Work to drain millions of gallons of polluted water from mine workings inside a mountain in north Wales has started.
The landscape has been the setting for TV programmes
An acidic underground lake in a former copper mine inside Mynydd Parys on Anglesey is to be drained to avert a potential environmental disaster.
The mine, near Amlwch, has an estimated 50,000 cubic metres of acidic water trapped underground in abandoned workings and shafts.
There are fears over the impact on the environment if the concrete dam, which holds back the water, should give way.
Over the decades, rainwater has seeped through the rocks of the four century-old mine, picking up dangerous metals.
A polluted lake has formed and fears were raised when cracks were discovered in the concrete dam holding back the water.
Last year, Anglesey County Council was warned the dam was in urgent need of repair, and pledged £20,000 to tackle the problem.

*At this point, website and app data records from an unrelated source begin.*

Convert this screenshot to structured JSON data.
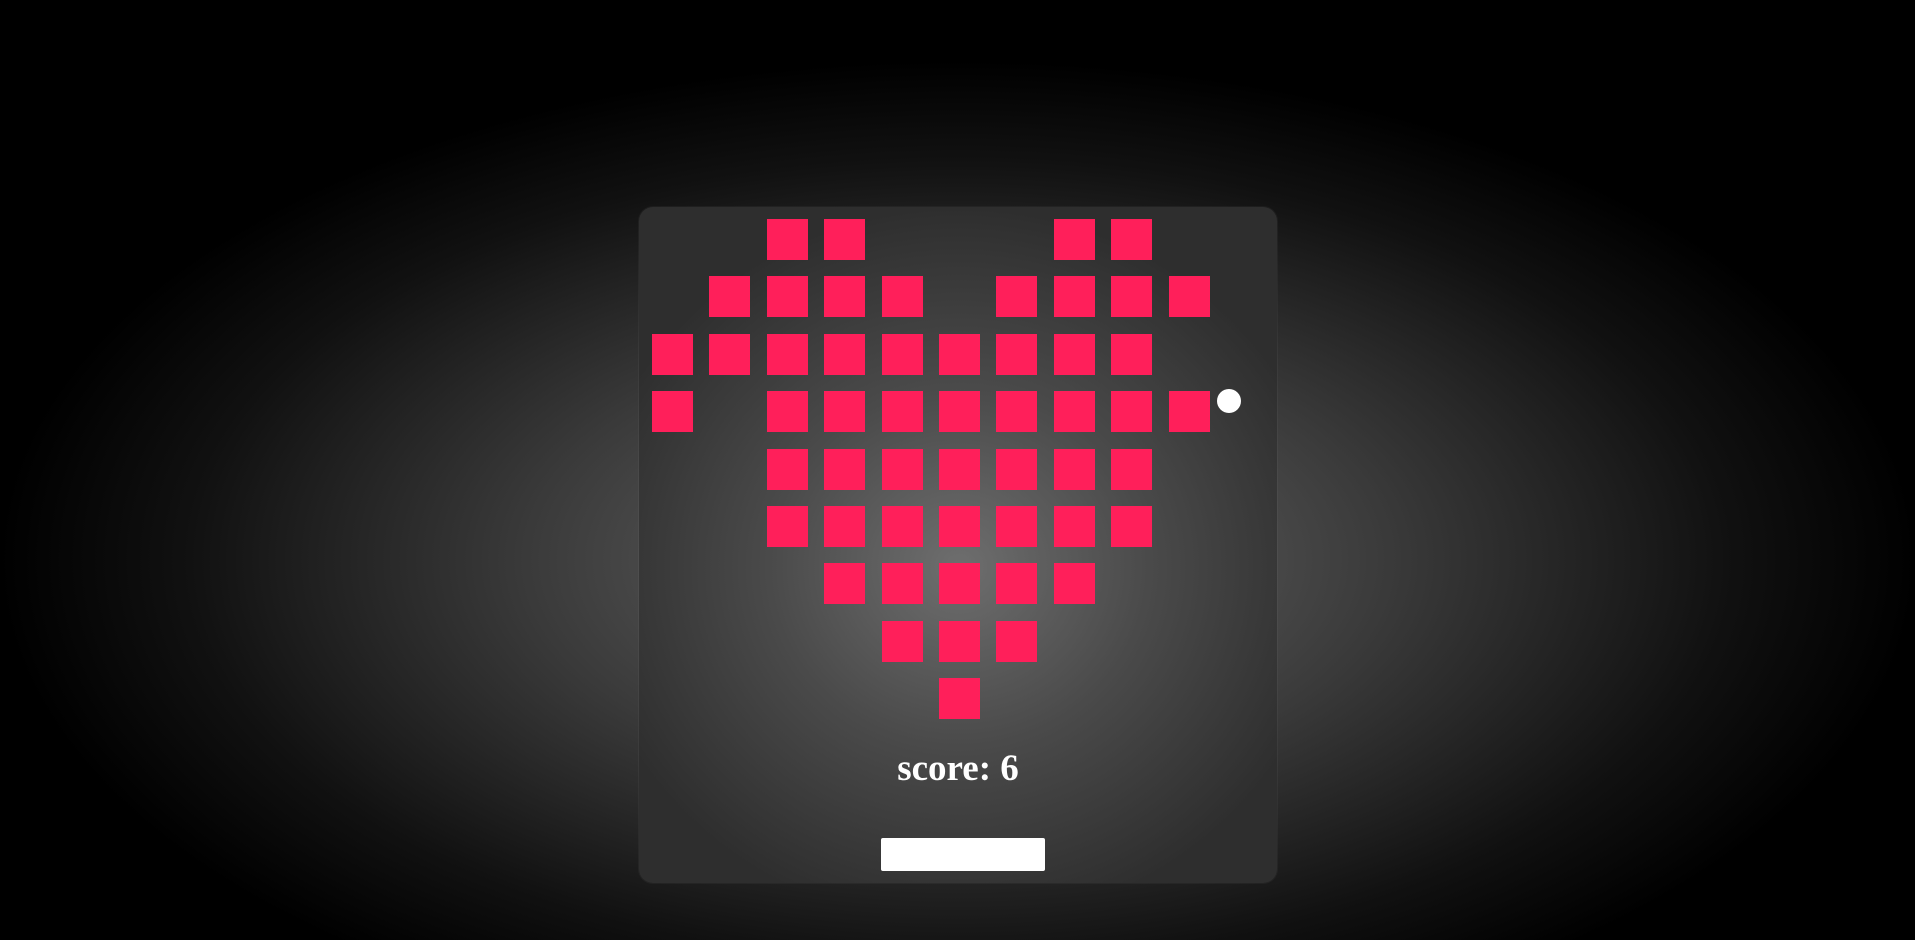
{
  "game": {
    "score_label": "score:",
    "score_value": "6",
    "brick_color": "#ff1f5a",
    "ball_color": "#ffffff",
    "paddle_color": "#ffffff",
    "bricks": [
      [
        0,
        0,
        1,
        1,
        0,
        0,
        0,
        1,
        1,
        0
      ],
      [
        0,
        1,
        1,
        1,
        1,
        0,
        1,
        1,
        1,
        1
      ],
      [
        1,
        1,
        1,
        1,
        1,
        1,
        1,
        1,
        1,
        0
      ],
      [
        1,
        0,
        1,
        1,
        1,
        1,
        1,
        1,
        1,
        1
      ],
      [
        0,
        0,
        1,
        1,
        1,
        1,
        1,
        1,
        1,
        0
      ],
      [
        0,
        0,
        1,
        1,
        1,
        1,
        1,
        1,
        1,
        0
      ],
      [
        0,
        0,
        0,
        1,
        1,
        1,
        1,
        1,
        0,
        0
      ],
      [
        0,
        0,
        0,
        0,
        1,
        1,
        1,
        0,
        0,
        0
      ],
      [
        0,
        0,
        0,
        0,
        0,
        1,
        0,
        0,
        0,
        0
      ]
    ]
  }
}
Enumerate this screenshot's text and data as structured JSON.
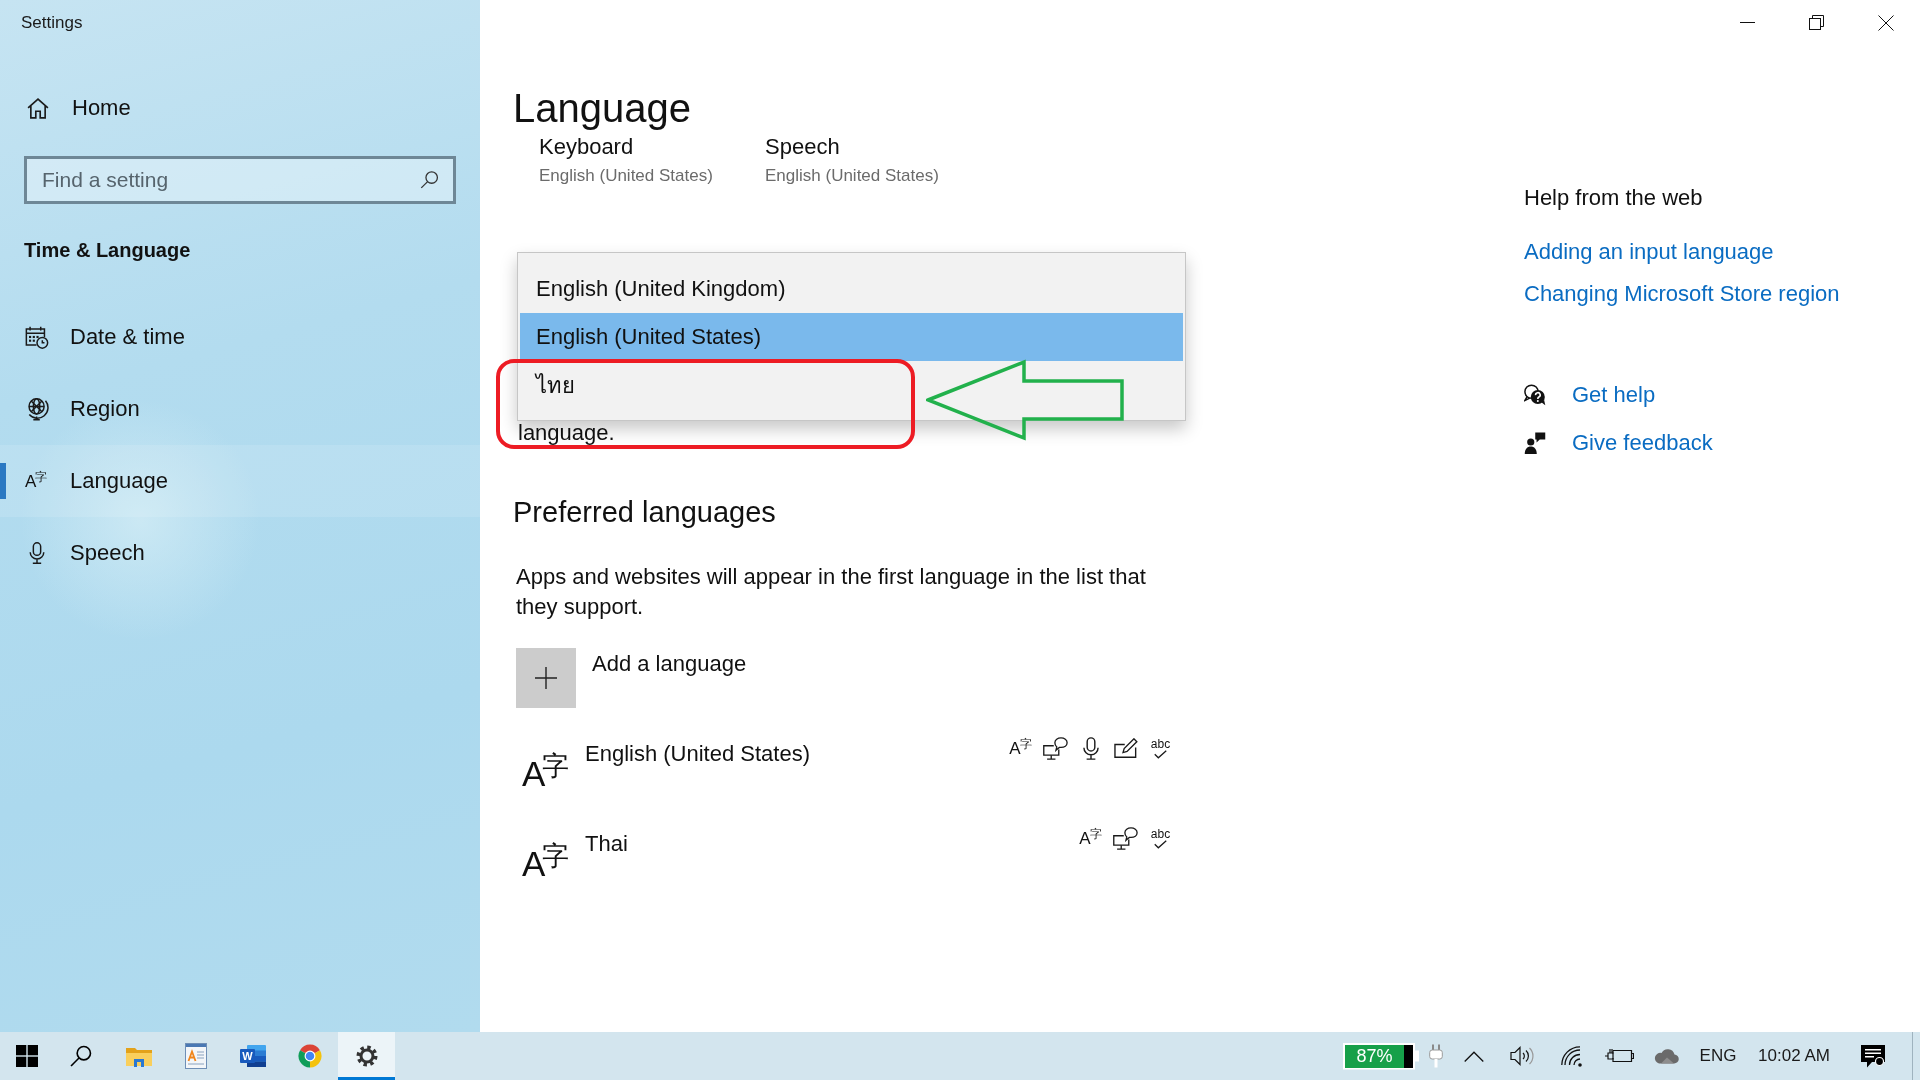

A working group was set up which included the council, the Environment Agency, Amlwch Industrial Heritage Trust, the Anglesey Mining Company and other funding bodies.
David Jenkins from the Amlwch Heritage Trust said a study had shown that any flooding would have a major impact on the local area.
"The river would flush right through the middle of Amlwch and create major flooding," he said.
"The failure could have happened at any time, in 10 years time or in a day's time - it was felt it was a risk not worth taking," he added.
Dave Wagstaff, who has carried out some of the investigation underground, described the scene below the mountain.
"There are pools of acidic water with a pH value of about two, which is like a diluted battery acid.
"The colour of the water is like a very good claret, but if you stayed in it for any length of time, it wouldn't do you much good at all," he said.
Water will be pumped out of the mountain by a team of specialist contractors over a period of four to eight weeks.
The project is being financed by the Welsh Development Agency and Anglesey County Council.
Copper mining had taken place at Parys Mountain for centuries, until it was brought to a halt in 1915.
Since then, its distinctive landscape has proved popular as a location for science fiction films and TV programmes, including Dr Who.